Exercise data below:

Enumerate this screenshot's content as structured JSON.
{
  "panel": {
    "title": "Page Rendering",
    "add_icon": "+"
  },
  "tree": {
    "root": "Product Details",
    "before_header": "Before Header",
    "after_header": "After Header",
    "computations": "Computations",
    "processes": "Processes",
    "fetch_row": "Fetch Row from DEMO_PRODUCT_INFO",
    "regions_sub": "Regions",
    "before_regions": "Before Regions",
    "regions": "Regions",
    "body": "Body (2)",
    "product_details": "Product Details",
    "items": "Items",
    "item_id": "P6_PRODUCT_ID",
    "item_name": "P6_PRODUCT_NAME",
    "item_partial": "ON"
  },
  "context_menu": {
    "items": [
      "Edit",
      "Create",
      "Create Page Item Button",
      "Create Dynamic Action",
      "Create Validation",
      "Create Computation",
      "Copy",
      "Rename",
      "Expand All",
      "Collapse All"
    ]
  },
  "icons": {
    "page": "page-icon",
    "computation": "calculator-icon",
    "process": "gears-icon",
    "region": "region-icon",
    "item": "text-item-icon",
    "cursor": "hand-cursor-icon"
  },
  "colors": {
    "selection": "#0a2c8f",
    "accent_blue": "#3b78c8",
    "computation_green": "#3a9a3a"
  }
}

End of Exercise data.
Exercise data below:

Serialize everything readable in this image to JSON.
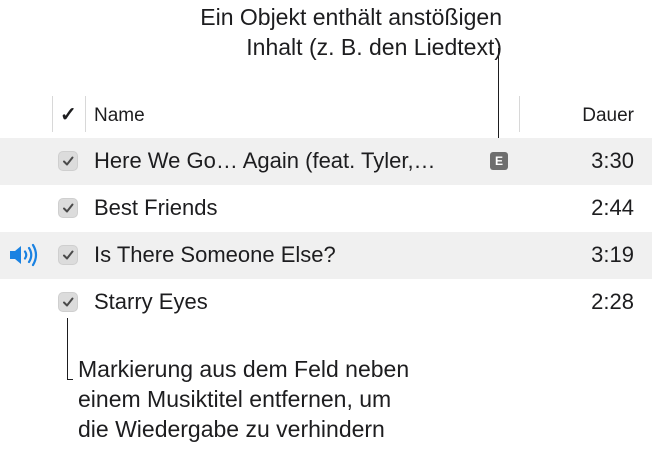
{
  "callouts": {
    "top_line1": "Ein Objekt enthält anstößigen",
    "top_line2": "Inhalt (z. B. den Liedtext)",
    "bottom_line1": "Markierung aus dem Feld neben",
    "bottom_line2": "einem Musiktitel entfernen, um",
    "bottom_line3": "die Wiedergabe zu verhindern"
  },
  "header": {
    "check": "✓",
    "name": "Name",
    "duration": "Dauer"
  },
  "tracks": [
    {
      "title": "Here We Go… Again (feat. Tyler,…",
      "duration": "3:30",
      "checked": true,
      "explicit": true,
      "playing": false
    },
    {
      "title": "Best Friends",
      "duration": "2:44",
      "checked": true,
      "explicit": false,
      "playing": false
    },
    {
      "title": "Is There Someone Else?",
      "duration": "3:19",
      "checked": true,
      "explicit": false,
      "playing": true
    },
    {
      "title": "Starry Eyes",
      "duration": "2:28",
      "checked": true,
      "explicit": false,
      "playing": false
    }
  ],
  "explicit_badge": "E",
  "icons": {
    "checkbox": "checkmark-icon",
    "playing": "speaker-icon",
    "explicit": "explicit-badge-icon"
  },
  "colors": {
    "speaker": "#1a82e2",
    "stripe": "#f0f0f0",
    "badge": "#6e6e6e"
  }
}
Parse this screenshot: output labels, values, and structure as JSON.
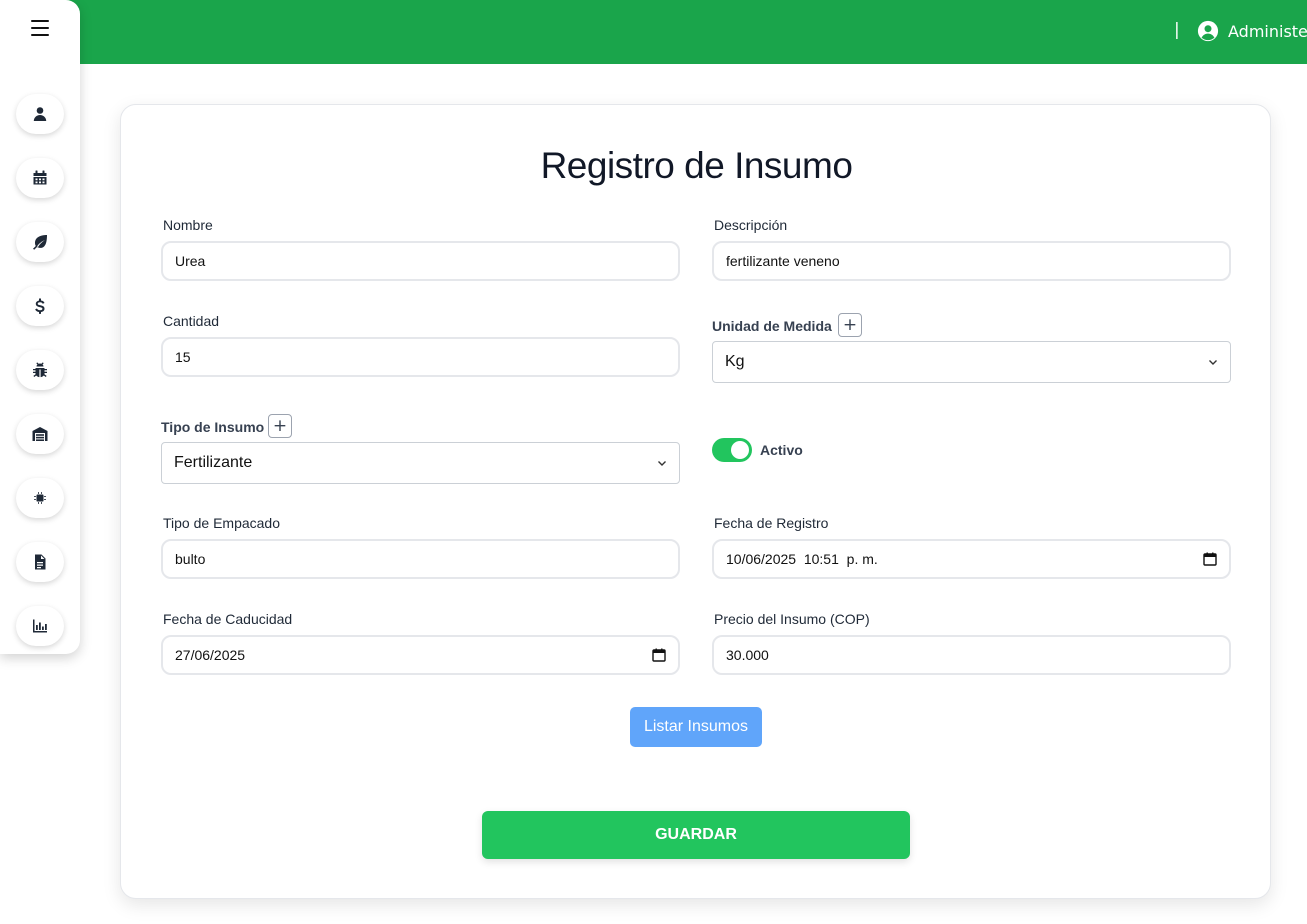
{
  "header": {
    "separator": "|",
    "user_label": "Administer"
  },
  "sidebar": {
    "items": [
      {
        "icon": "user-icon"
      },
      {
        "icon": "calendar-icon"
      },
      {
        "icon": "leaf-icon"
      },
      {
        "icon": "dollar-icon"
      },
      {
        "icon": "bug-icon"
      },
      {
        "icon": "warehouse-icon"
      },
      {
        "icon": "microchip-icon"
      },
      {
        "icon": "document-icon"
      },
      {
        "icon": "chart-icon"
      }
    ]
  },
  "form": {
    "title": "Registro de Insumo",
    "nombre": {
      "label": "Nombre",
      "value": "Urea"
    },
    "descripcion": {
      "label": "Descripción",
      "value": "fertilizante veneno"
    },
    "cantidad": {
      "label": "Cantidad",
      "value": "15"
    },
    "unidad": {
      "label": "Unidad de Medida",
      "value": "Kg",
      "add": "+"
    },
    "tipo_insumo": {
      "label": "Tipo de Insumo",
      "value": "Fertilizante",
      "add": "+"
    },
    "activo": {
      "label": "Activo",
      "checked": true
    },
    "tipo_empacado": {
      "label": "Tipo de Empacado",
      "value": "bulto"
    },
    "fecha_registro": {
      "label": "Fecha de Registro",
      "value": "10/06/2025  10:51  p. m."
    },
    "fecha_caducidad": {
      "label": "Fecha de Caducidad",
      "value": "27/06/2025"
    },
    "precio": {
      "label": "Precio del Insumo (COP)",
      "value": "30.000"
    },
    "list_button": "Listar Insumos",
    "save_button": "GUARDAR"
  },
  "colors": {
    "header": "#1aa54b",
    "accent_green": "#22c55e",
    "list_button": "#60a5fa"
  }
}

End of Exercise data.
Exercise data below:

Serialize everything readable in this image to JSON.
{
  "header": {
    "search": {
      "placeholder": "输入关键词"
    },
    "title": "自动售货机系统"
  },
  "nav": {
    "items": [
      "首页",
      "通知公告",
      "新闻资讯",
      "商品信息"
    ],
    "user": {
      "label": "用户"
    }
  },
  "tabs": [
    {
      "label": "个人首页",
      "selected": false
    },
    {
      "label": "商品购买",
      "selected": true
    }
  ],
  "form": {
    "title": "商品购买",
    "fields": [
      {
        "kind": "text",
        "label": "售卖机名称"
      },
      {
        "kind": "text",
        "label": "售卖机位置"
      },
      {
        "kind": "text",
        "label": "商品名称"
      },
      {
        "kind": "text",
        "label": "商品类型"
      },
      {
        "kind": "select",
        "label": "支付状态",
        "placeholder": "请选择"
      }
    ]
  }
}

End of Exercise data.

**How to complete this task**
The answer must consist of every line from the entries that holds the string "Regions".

**Result below**
    "regions_sub": "Regions",
    "before_regions": "Before Regions",
    "regions": "Regions",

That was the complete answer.